[Web page and app entries]

[Start of Attachment]

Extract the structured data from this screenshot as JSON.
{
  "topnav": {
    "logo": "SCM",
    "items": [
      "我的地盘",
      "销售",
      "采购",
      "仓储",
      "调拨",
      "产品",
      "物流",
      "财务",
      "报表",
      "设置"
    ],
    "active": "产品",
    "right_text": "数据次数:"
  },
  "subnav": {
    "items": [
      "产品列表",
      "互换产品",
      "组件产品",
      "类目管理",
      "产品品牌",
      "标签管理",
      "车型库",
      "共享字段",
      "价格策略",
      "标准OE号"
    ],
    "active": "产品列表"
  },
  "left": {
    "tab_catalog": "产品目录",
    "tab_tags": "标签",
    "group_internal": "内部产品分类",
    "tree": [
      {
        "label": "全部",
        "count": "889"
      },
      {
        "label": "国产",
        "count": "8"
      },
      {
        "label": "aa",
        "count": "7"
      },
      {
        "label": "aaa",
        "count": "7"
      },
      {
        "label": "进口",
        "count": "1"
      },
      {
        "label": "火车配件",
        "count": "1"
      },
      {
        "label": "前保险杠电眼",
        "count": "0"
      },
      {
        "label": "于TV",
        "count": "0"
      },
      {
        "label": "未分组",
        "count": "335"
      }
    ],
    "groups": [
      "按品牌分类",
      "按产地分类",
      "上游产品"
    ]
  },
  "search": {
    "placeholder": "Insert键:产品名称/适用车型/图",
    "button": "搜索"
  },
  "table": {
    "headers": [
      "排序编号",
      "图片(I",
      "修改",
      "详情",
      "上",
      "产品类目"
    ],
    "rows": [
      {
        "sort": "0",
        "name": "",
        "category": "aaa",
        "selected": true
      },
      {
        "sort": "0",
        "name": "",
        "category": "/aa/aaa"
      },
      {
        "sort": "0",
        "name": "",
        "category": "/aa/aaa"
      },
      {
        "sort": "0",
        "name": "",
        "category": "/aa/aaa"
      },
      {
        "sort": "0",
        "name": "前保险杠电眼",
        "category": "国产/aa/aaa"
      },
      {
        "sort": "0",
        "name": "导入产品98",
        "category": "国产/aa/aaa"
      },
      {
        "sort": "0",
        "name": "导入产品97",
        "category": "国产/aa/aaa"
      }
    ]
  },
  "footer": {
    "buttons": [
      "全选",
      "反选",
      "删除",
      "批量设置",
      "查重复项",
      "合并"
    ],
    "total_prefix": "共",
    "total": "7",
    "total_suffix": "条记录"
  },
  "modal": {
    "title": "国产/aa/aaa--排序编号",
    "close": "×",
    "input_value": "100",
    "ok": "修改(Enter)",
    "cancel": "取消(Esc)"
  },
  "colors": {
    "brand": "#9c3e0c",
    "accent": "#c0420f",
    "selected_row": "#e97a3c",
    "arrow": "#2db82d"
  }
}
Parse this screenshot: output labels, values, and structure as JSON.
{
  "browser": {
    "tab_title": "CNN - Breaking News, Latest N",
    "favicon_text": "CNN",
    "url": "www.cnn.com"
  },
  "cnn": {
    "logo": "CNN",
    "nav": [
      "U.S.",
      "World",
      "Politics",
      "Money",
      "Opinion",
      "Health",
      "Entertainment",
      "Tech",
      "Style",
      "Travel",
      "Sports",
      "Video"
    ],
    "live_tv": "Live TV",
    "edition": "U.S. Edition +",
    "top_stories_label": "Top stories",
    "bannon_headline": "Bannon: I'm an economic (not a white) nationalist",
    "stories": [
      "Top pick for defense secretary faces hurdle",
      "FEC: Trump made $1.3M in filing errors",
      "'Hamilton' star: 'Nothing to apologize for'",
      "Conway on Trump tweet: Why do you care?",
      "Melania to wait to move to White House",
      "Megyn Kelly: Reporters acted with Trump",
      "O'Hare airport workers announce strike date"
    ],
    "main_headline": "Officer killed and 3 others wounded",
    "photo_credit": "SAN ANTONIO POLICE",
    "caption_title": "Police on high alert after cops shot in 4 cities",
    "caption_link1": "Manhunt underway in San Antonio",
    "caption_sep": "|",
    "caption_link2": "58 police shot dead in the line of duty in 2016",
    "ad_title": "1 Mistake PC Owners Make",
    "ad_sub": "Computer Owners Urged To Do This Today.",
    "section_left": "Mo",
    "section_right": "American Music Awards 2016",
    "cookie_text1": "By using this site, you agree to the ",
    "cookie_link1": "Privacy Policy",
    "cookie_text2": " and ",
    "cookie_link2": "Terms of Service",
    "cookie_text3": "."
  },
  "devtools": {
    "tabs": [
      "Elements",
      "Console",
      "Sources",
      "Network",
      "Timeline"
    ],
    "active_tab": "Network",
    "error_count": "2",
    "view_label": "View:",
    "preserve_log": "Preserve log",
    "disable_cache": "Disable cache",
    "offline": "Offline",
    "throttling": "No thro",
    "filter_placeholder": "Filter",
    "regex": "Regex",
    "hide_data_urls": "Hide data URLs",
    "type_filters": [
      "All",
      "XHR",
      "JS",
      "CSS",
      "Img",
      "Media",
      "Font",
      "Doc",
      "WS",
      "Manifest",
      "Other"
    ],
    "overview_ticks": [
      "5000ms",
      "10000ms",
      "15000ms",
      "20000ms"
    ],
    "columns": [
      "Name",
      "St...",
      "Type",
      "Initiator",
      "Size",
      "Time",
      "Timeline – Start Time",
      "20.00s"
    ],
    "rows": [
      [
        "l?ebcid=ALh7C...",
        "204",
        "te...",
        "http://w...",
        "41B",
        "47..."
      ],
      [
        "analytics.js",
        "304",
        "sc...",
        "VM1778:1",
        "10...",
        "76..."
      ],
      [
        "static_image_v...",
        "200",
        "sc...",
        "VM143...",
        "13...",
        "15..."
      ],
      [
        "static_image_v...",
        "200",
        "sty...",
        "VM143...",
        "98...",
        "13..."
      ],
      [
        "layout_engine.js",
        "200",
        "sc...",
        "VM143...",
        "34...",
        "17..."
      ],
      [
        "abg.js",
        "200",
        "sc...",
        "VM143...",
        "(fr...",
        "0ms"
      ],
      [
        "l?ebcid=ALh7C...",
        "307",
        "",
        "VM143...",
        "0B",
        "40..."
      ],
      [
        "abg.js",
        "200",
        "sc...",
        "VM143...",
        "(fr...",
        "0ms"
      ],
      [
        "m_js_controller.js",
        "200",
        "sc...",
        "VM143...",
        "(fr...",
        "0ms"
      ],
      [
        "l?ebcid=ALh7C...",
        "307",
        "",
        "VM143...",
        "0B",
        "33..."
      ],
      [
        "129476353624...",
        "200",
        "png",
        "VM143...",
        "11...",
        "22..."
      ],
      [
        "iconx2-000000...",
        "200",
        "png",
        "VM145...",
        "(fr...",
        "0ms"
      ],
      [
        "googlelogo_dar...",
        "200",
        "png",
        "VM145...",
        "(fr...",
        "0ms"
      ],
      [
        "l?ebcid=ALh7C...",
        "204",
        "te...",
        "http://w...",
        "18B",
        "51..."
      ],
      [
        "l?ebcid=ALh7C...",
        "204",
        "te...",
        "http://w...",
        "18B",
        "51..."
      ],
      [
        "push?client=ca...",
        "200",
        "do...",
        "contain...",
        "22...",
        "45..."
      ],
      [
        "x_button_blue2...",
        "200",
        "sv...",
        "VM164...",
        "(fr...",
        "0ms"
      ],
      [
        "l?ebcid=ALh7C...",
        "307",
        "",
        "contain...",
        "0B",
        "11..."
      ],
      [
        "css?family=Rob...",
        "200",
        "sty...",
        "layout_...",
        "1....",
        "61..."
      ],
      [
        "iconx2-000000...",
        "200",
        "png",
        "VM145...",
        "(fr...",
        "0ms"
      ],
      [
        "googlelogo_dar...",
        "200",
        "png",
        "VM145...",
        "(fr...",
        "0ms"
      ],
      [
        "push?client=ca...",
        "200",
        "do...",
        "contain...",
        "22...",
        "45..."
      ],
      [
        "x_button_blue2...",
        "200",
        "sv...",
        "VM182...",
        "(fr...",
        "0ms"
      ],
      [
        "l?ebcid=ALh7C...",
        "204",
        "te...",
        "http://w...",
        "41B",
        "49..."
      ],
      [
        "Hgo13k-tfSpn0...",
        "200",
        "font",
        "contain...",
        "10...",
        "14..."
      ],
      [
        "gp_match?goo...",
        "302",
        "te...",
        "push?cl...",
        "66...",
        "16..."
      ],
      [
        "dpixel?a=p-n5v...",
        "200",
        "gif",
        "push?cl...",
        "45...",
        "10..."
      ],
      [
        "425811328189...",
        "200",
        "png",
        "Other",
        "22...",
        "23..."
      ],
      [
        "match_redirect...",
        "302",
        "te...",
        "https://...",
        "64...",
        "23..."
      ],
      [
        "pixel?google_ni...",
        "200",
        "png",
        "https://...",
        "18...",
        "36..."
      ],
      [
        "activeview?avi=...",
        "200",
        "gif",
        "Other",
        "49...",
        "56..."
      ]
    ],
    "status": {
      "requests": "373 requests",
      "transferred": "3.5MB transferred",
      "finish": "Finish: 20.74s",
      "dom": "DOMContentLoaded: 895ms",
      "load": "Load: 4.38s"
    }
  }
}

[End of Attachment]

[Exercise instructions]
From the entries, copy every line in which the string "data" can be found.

[Task solution]
Extract the structured data from this screenshot as JSON.
    "hide_data_urls": "Hide data URLs",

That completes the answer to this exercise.